**What you have to do:**
From the records, pick out and copy each line containing "تاریخ".

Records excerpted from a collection
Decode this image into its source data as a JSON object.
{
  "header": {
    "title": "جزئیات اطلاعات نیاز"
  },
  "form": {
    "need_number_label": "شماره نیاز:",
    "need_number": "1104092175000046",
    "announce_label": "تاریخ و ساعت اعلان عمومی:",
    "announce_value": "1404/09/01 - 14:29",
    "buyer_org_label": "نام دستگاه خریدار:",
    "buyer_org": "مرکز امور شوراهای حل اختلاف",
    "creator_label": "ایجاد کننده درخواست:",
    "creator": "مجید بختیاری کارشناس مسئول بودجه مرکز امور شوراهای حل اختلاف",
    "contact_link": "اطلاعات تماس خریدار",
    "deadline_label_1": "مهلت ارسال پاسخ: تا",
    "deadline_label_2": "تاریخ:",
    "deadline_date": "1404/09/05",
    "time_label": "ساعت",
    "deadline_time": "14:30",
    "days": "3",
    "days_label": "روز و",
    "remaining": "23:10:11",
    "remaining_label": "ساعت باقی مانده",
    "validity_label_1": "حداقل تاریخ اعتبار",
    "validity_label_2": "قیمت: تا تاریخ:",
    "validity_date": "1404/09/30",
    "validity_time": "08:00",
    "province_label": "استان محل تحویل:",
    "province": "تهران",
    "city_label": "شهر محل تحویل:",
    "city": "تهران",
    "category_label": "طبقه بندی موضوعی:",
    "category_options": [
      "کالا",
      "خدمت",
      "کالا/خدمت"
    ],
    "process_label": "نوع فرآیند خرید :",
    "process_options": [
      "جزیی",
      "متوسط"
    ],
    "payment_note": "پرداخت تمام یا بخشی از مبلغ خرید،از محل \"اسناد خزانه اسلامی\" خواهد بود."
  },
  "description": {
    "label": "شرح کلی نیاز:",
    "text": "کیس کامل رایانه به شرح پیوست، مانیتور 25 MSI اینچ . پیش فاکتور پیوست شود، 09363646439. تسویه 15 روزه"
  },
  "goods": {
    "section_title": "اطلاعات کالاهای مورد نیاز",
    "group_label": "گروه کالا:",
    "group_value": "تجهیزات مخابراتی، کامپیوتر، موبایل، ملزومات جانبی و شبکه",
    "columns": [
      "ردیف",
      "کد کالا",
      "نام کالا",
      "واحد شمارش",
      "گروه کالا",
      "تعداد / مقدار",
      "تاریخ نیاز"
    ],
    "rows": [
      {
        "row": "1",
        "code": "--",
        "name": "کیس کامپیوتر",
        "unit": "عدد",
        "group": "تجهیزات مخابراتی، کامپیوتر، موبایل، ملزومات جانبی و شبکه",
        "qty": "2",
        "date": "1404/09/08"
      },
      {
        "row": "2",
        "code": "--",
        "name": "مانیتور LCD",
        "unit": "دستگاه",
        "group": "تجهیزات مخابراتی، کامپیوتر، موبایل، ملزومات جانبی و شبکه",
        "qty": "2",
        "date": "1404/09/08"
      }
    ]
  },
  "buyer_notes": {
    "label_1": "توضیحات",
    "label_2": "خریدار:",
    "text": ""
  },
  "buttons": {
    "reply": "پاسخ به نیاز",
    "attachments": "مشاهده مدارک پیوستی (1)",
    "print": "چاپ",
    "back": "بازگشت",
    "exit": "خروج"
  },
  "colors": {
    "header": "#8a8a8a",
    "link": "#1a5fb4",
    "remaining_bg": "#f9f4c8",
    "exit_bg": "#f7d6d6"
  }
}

**Your solution:**
    "announce_label": "تاریخ و ساعت اعلان عمومی:",
    "deadline_label_2": "تاریخ:",
    "validity_label_1": "حداقل تاریخ اعتبار",
    "validity_label_2": "قیمت: تا تاریخ:",
      "تاریخ نیاز"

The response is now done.